**Problem description:** Output the records exactly, every one of them.

(Dataset records)
=== Begin Enclosure ===

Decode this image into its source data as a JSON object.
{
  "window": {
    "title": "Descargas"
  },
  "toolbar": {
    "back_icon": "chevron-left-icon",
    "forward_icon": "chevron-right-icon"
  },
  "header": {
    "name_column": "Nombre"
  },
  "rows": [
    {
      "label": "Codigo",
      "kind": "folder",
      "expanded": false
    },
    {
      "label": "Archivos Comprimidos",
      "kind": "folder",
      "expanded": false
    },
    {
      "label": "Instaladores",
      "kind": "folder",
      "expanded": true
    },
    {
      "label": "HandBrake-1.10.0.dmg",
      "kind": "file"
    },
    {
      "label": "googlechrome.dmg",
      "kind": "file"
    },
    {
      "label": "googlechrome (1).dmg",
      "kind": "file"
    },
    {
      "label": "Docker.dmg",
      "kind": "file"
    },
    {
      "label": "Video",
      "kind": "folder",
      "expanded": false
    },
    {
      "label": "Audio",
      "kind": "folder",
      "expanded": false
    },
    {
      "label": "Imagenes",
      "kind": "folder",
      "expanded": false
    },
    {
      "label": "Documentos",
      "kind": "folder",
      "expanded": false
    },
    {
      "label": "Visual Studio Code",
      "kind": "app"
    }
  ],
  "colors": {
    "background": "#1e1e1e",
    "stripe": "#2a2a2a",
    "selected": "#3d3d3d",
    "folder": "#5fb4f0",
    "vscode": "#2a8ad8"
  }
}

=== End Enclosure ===

**Solution for this task:**
Decode this image into its source data as a JSON object.
{
  "window": {
    "title": "Descargas"
  },
  "toolbar": {
    "back_icon": "chevron-left-icon",
    "forward_icon": "chevron-right-icon"
  },
  "header": {
    "name_column": "Nombre"
  },
  "rows": [
    {
      "label": "Codigo",
      "kind": "folder",
      "expanded": false
    },
    {
      "label": "Archivos Comprimidos",
      "kind": "folder",
      "expanded": false
    },
    {
      "label": "Instaladores",
      "kind": "folder",
      "expanded": true
    },
    {
      "label": "HandBrake-1.10.0.dmg",
      "kind": "file"
    },
    {
      "label": "googlechrome.dmg",
      "kind": "file"
    },
    {
      "label": "googlechrome (1).dmg",
      "kind": "file"
    },
    {
      "label": "Docker.dmg",
      "kind": "file"
    },
    {
      "label": "Video",
      "kind": "folder",
      "expanded": false
    },
    {
      "label": "Audio",
      "kind": "folder",
      "expanded": false
    },
    {
      "label": "Imagenes",
      "kind": "folder",
      "expanded": false
    },
    {
      "label": "Documentos",
      "kind": "folder",
      "expanded": false
    },
    {
      "label": "Visual Studio Code",
      "kind": "app"
    }
  ],
  "colors": {
    "background": "#1e1e1e",
    "stripe": "#2a2a2a",
    "selected": "#3d3d3d",
    "folder": "#5fb4f0",
    "vscode": "#2a8ad8"
  }
}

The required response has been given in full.